* Task requirements
Reproduce the records that follow in full, excluding any picture they contain.

Items from an interface collection:
Segment Open

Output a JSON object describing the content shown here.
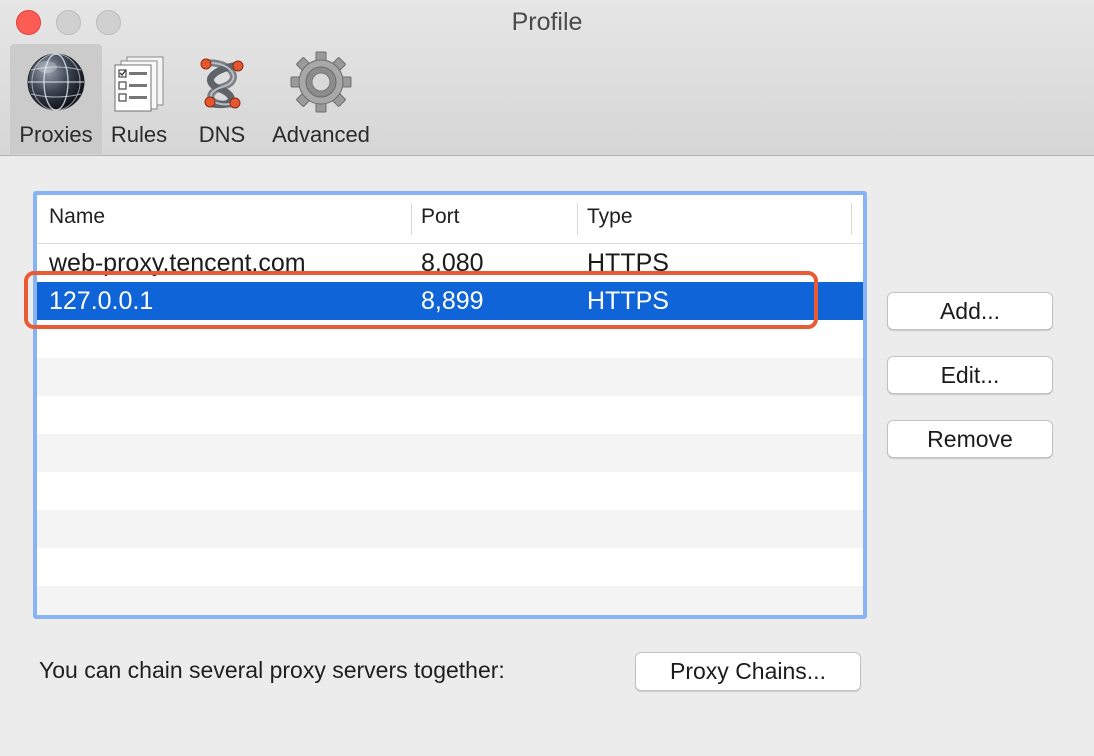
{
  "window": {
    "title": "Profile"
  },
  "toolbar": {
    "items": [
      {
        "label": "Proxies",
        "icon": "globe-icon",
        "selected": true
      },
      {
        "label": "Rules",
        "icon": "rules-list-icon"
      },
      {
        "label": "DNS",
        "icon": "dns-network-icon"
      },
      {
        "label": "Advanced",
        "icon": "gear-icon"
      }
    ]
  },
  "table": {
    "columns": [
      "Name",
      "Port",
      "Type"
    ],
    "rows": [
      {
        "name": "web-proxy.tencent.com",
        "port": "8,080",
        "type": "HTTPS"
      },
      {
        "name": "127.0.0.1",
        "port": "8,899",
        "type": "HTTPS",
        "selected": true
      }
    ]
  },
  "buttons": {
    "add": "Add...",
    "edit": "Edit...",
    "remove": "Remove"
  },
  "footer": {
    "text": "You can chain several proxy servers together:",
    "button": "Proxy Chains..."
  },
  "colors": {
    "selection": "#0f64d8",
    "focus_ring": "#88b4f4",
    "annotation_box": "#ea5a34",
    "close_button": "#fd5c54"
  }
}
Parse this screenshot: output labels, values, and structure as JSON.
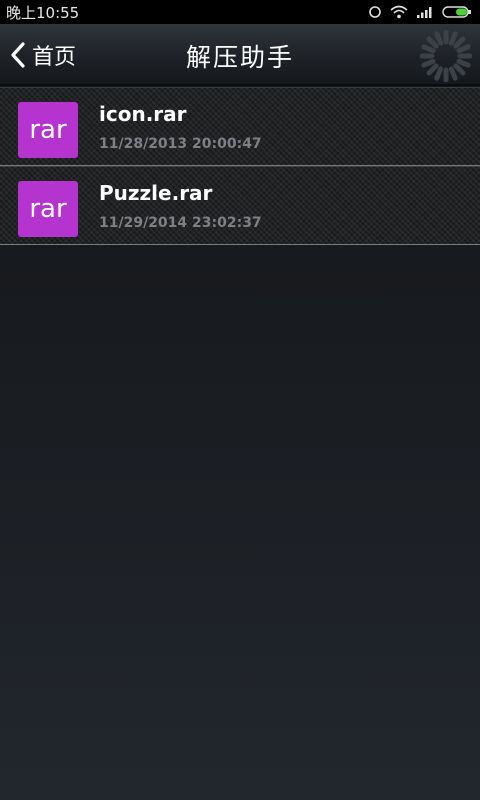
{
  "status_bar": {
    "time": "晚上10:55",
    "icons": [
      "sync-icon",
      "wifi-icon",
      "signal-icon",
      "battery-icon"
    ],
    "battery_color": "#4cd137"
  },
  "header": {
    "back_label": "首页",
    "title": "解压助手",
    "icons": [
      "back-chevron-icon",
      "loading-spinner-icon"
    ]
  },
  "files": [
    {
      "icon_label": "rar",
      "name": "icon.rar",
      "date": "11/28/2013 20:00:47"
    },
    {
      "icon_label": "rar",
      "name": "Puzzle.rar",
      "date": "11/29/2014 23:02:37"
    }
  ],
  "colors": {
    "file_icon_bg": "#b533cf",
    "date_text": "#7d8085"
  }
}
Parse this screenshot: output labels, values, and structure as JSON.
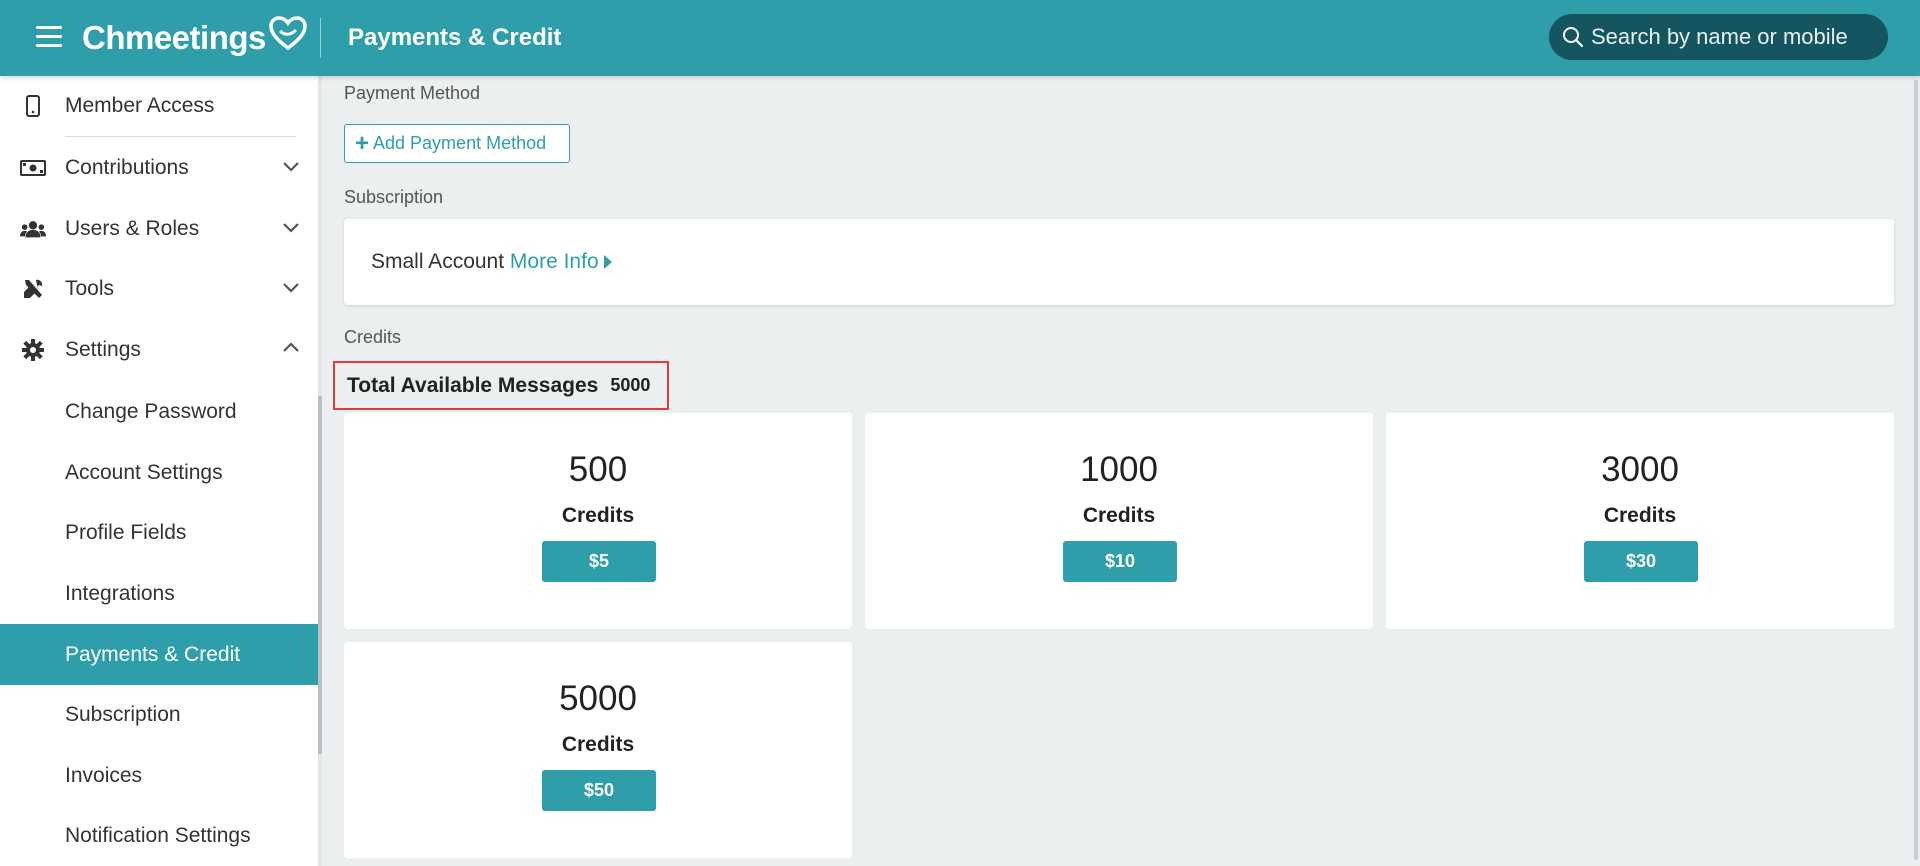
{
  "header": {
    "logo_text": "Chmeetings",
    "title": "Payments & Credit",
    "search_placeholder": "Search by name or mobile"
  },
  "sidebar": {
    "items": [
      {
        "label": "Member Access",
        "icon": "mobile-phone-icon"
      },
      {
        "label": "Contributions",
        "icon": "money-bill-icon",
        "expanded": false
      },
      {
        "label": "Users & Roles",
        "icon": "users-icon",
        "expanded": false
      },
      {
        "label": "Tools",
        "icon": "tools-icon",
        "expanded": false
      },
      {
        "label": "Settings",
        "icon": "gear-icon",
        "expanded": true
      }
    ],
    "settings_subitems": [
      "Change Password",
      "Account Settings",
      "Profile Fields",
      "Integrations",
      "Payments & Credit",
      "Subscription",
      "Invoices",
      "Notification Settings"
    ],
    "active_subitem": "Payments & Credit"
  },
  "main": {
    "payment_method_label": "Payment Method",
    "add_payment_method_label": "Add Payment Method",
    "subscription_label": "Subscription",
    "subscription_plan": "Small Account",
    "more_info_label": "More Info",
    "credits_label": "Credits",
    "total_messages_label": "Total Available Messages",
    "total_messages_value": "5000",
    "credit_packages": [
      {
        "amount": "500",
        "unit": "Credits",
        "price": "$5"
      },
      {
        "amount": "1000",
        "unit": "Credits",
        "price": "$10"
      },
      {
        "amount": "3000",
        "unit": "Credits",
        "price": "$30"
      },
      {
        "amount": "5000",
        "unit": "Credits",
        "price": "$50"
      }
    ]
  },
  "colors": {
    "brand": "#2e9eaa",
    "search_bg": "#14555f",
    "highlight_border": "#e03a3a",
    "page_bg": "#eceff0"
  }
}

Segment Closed

* Exercise output
Output a JSON object describing the content shown here.
{
  "window": {
    "title": "Profile"
  },
  "toolbar": {
    "items": [
      {
        "label": "Proxies",
        "icon": "globe-icon",
        "selected": true
      },
      {
        "label": "Rules",
        "icon": "rules-list-icon"
      },
      {
        "label": "DNS",
        "icon": "dns-network-icon"
      },
      {
        "label": "Advanced",
        "icon": "gear-icon"
      }
    ]
  },
  "table": {
    "columns": [
      "Name",
      "Port",
      "Type"
    ],
    "rows": [
      {
        "name": "web-proxy.tencent.com",
        "port": "8,080",
        "type": "HTTPS"
      },
      {
        "name": "127.0.0.1",
        "port": "8,899",
        "type": "HTTPS",
        "selected": true
      }
    ]
  },
  "buttons": {
    "add": "Add...",
    "edit": "Edit...",
    "remove": "Remove"
  },
  "footer": {
    "text": "You can chain several proxy servers together:",
    "button": "Proxy Chains..."
  },
  "colors": {
    "selection": "#0f64d8",
    "focus_ring": "#88b4f4",
    "annotation_box": "#ea5a34",
    "close_button": "#fd5c54"
  }
}
Parse this screenshot: output labels, values, and structure as JSON.
{
  "status_bar": {
    "time": "晚上10:55",
    "icons": [
      "sync-icon",
      "wifi-icon",
      "signal-icon",
      "battery-icon"
    ],
    "battery_color": "#4cd137"
  },
  "header": {
    "back_label": "首页",
    "title": "解压助手",
    "icons": [
      "back-chevron-icon",
      "loading-spinner-icon"
    ]
  },
  "files": [
    {
      "icon_label": "rar",
      "name": "icon.rar",
      "date": "11/28/2013 20:00:47"
    },
    {
      "icon_label": "rar",
      "name": "Puzzle.rar",
      "date": "11/29/2014 23:02:37"
    }
  ],
  "colors": {
    "file_icon_bg": "#b533cf",
    "date_text": "#7d8085"
  }
}
Parse this screenshot: output labels, values, and structure as JSON.
{
  "header": {
    "logo_text": "Chmeetings",
    "title": "Payments & Credit",
    "search_placeholder": "Search by name or mobile"
  },
  "sidebar": {
    "items": [
      {
        "label": "Member Access",
        "icon": "mobile-phone-icon"
      },
      {
        "label": "Contributions",
        "icon": "money-bill-icon",
        "expanded": false
      },
      {
        "label": "Users & Roles",
        "icon": "users-icon",
        "expanded": false
      },
      {
        "label": "Tools",
        "icon": "tools-icon",
        "expanded": false
      },
      {
        "label": "Settings",
        "icon": "gear-icon",
        "expanded": true
      }
    ],
    "settings_subitems": [
      "Change Password",
      "Account Settings",
      "Profile Fields",
      "Integrations",
      "Payments & Credit",
      "Subscription",
      "Invoices",
      "Notification Settings"
    ],
    "active_subitem": "Payments & Credit"
  },
  "main": {
    "payment_method_label": "Payment Method",
    "add_payment_method_label": "Add Payment Method",
    "subscription_label": "Subscription",
    "subscription_plan": "Small Account",
    "more_info_label": "More Info",
    "credits_label": "Credits",
    "total_messages_label": "Total Available Messages",
    "total_messages_value": "5000",
    "credit_packages": [
      {
        "amount": "500",
        "unit": "Credits",
        "price": "$5"
      },
      {
        "amount": "1000",
        "unit": "Credits",
        "price": "$10"
      },
      {
        "amount": "3000",
        "unit": "Credits",
        "price": "$30"
      },
      {
        "amount": "5000",
        "unit": "Credits",
        "price": "$50"
      }
    ]
  },
  "colors": {
    "brand": "#2e9eaa",
    "search_bg": "#14555f",
    "highlight_border": "#e03a3a",
    "page_bg": "#eceff0"
  }
}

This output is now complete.